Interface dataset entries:
+ + + +

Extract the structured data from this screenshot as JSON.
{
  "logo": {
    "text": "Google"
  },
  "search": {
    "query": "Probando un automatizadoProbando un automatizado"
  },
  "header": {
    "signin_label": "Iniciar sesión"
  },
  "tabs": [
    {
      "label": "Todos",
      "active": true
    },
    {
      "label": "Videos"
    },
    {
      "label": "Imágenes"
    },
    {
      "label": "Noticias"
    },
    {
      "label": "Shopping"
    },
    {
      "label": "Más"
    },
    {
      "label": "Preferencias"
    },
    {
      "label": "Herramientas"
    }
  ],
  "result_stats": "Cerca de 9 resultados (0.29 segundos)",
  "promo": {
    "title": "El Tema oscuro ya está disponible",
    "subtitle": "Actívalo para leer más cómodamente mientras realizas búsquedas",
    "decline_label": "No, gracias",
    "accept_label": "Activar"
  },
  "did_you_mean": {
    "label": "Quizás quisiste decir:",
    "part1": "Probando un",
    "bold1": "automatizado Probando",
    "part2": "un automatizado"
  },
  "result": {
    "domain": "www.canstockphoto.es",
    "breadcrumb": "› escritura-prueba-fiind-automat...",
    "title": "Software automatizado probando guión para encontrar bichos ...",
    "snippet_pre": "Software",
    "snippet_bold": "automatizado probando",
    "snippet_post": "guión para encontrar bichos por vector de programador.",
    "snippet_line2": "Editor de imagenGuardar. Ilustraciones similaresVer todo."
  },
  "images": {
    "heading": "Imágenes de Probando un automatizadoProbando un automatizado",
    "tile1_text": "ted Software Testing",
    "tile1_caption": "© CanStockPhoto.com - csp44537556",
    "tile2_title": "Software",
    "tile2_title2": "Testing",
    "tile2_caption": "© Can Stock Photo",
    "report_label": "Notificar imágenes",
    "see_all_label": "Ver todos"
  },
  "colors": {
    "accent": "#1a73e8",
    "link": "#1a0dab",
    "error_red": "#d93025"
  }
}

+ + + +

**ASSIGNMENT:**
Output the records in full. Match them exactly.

**EXERCISE OUTPUT:**
Extract the structured data from this screenshot as JSON.
{
  "logo": {
    "text": "Google"
  },
  "search": {
    "query": "Probando un automatizadoProbando un automatizado"
  },
  "header": {
    "signin_label": "Iniciar sesión"
  },
  "tabs": [
    {
      "label": "Todos",
      "active": true
    },
    {
      "label": "Videos"
    },
    {
      "label": "Imágenes"
    },
    {
      "label": "Noticias"
    },
    {
      "label": "Shopping"
    },
    {
      "label": "Más"
    },
    {
      "label": "Preferencias"
    },
    {
      "label": "Herramientas"
    }
  ],
  "result_stats": "Cerca de 9 resultados (0.29 segundos)",
  "promo": {
    "title": "El Tema oscuro ya está disponible",
    "subtitle": "Actívalo para leer más cómodamente mientras realizas búsquedas",
    "decline_label": "No, gracias",
    "accept_label": "Activar"
  },
  "did_you_mean": {
    "label": "Quizás quisiste decir:",
    "part1": "Probando un",
    "bold1": "automatizado Probando",
    "part2": "un automatizado"
  },
  "result": {
    "domain": "www.canstockphoto.es",
    "breadcrumb": "› escritura-prueba-fiind-automat...",
    "title": "Software automatizado probando guión para encontrar bichos ...",
    "snippet_pre": "Software",
    "snippet_bold": "automatizado probando",
    "snippet_post": "guión para encontrar bichos por vector de programador.",
    "snippet_line2": "Editor de imagenGuardar. Ilustraciones similaresVer todo."
  },
  "images": {
    "heading": "Imágenes de Probando un automatizadoProbando un automatizado",
    "tile1_text": "ted Software Testing",
    "tile1_caption": "© CanStockPhoto.com - csp44537556",
    "tile2_title": "Software",
    "tile2_title2": "Testing",
    "tile2_caption": "© Can Stock Photo",
    "report_label": "Notificar imágenes",
    "see_all_label": "Ver todos"
  },
  "colors": {
    "accent": "#1a73e8",
    "link": "#1a0dab",
    "error_red": "#d93025"
  }
}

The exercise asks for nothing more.